  • Goroman (1992) - workshop type pedagogy - look more into this.
  • Overall, this Journal Article and studies are in favour of Heterogenous grouping/ Mixed Ability Grouping for teaching mathematics.
Next Articles to look into:

Gamoran, A. (1992). Is ability grouping equitable? Educational Leadership, 50 (2), 11–17.
Gamoran, A. (1993). Alternative uses of ability grouping in secondary schools: Can we bring high quality instruction to low-ability classes? American Journal of Education, 102, 1–22.

Thursday, 9 March 2023

Collaborative Inquiry Group Meeting

 Today we had time in our staff meeting to meet and talk about our inquiries. Clarelle, Danni and I discussed what the challenge of learning was that we wanted to focus on. We realised that there were more than one challenge and we wondered whether dividing and conquering would be the best approach to tackle more than one of these challenges.

The challenges to student learning:

-Inability to apply knowledge 

-Not choosing the most efficient ways of solving problems

-Knowledge of gaps and next steps. (children being aware of these) 

-Self efficacy, learning from each other. 

We wondered whether tackling different challenges and then coming together collaboratively may be the best approach to our inquiry. For example, I will only be seeing a group of extension maths children so it would make more sense for me to focus on the first challenge (Inability to apply knowledge OR Knowledge of gaps and next steps).

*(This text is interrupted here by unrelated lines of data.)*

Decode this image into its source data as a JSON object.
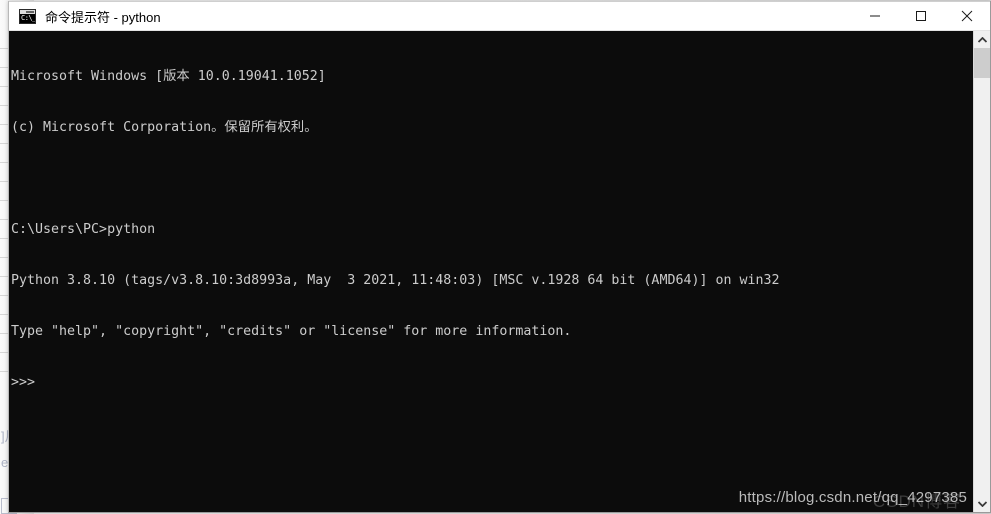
{
  "window": {
    "title": "命令提示符 - python",
    "icon": "cmd-console-icon",
    "icon_prompt": "C:\\_",
    "controls": {
      "minimize": "minimize-icon",
      "maximize": "maximize-icon",
      "close": "close-icon"
    }
  },
  "console": {
    "background": "#0c0c0c",
    "foreground": "#cccccc",
    "lines": [
      "Microsoft Windows [版本 10.0.19041.1052]",
      "(c) Microsoft Corporation。保留所有权利。",
      "",
      "C:\\Users\\PC>python",
      "Python 3.8.10 (tags/v3.8.10:3d8993a, May  3 2021, 11:48:03) [MSC v.1928 64 bit (AMD64)] on win32",
      "Type \"help\", \"copyright\", \"credits\" or \"license\" for more information.",
      ">>>"
    ]
  },
  "watermark": {
    "url": "https://blog.csdn.net/qq_4297385",
    "logo": "CSDN博客"
  },
  "scrollbar": {
    "up_arrow": "chevron-up-icon",
    "down_arrow": "chevron-down-icon",
    "thumb_position_percent": 0,
    "track_color": "#f0f0f0",
    "thumb_color": "#cdcdcd"
  },
  "background_page": {
    "lines": [
      "]片",
      "e/",
      ""
    ]
  }
}
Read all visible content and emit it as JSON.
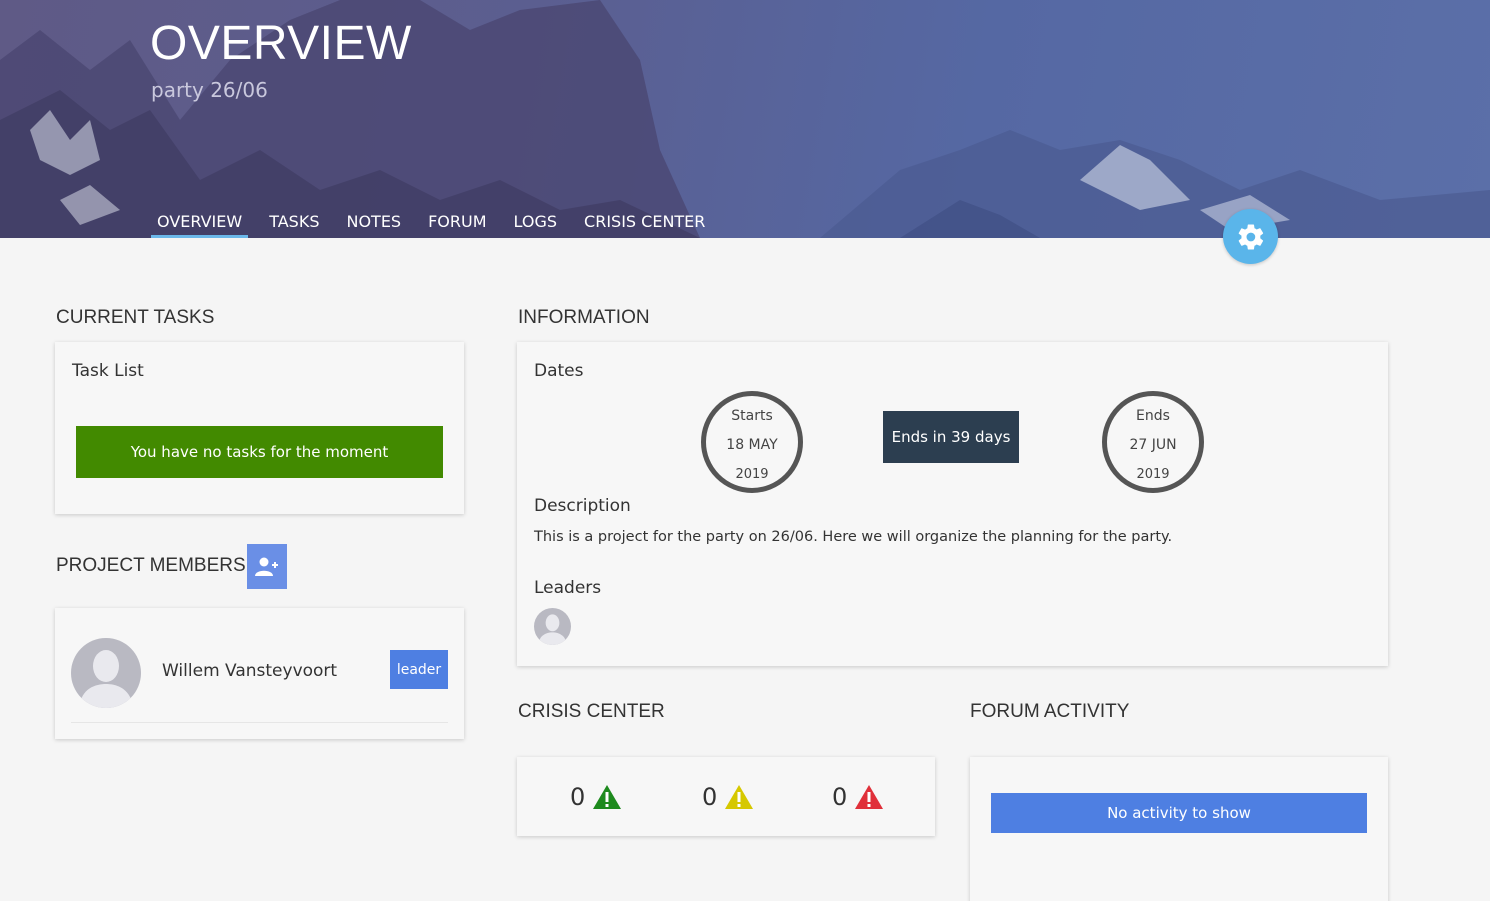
{
  "header": {
    "title": "OVERVIEW",
    "subtitle": "party 26/06",
    "tabs": [
      {
        "label": "OVERVIEW",
        "active": true
      },
      {
        "label": "TASKS"
      },
      {
        "label": "NOTES"
      },
      {
        "label": "FORUM"
      },
      {
        "label": "LOGS"
      },
      {
        "label": "CRISIS CENTER"
      }
    ],
    "settings_icon": "gear-icon"
  },
  "current_tasks": {
    "heading": "CURRENT TASKS",
    "card_title": "Task List",
    "empty_message": "You have no tasks for the moment"
  },
  "project_members": {
    "heading": "PROJECT MEMBERS",
    "add_icon": "add-user-icon",
    "members": [
      {
        "name": "Willem Vansteyvoort",
        "role": "leader"
      }
    ]
  },
  "information": {
    "heading": "INFORMATION",
    "dates_title": "Dates",
    "start": {
      "label": "Starts",
      "day_month": "18 MAY",
      "year": "2019"
    },
    "countdown": "Ends in 39 days",
    "end": {
      "label": "Ends",
      "day_month": "27 JUN",
      "year": "2019"
    },
    "description_title": "Description",
    "description": "This is a project for the party on 26/06. Here we will organize the planning for the party.",
    "leaders_title": "Leaders"
  },
  "crisis_center": {
    "heading": "CRISIS CENTER",
    "items": [
      {
        "count": "0",
        "level": "low",
        "color": "#1e8a1e"
      },
      {
        "count": "0",
        "level": "medium",
        "color": "#d6c800"
      },
      {
        "count": "0",
        "level": "high",
        "color": "#e0303a"
      }
    ]
  },
  "forum_activity": {
    "heading": "FORUM ACTIVITY",
    "empty_message": "No activity to show"
  },
  "colors": {
    "accent_blue": "#4e7fe2",
    "green": "#428a00",
    "dark": "#2c3e50",
    "settings_blue": "#5ab5ea"
  }
}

We also heard from Rob Wiseman who is the Year 7&8 team leader. He is looking at the challenges in reading and discussed a challenge the children have when inferring.

Friday, 3 March 2023

Creating surveys to start painting a picture of the challenge school-wide

 While Clarelle and Danni have been gathering data from the students in their classrooms, I started creating some surveys to be sent out to Senior management, Teachers and Students from across our school. The three of us then sat down to add some more questions, make a few tweaks, simplify the surveys and then send them off. Our focus was to find out what our colleagues own views are around challenges in maths for their own students as well as their own teaching. 

Here are the surveys that we created.

Student Survey:

Teacher survey:

Senior Management Survey:

Monday, 27 February 2023

Inquiry as a collaborative process

 This year, Clarelle Carruthers, Danni Stone and myself have decided to undertake a collaborative inquiry with a focus on raising achievement in Maths. 

We met on Friday to discuss our inquiry:

Inquiry Focus: How do we accelerate achievement in maths when students have a range of maths abilities with various gaps in maths knowledge? 

Possible strategies/ hunches (What might work? What can I try? Ideas to investigate): 

-Understanding the subtraction addition relationship, multiplication, division. 

-Fractions of a set, order fraction, fraction to decimals. 

- Maths as a real world skill. 

-Discuss in maths. 

-Maths as a collaborative skill. Multiple parts to a problem, individuals working in parallel. 

The start of an Action Plan


  • Gloss
  • PAT
  • IKAN
  • Knowledge check lists.
  • Asttle- Read to the kids
What does Maths Whizz add to the data? 

We also discussed the Manaiakalani Data that I pulled out in my last blog post. We shared a concern of what this data showed and agreed that this inquiry is essential for our school. We are keen to survey our senior management team to figure out why they think this might be the case and what they think of maths in the school.

Since Clarelle and Danni are in the classrooms, they will be spending the next couple of weeks Gloss testing and undertaking the Maths PAT tests. I will then go in to support Clarelle with undertaking Asttle tests on children we identify as our priority group of students. We want to read this test to the children so remove any barrier that reading may have for these students. While Clarelle and Danni focus on the testing, I am going to put together a survey for our teachers as well as our senior management to start painting a wider picture of the challenge we face.

You can find more out about our inquiry by visiting Clarelle's and Danni's blogs.

Clarelle's blog

Danni's blog: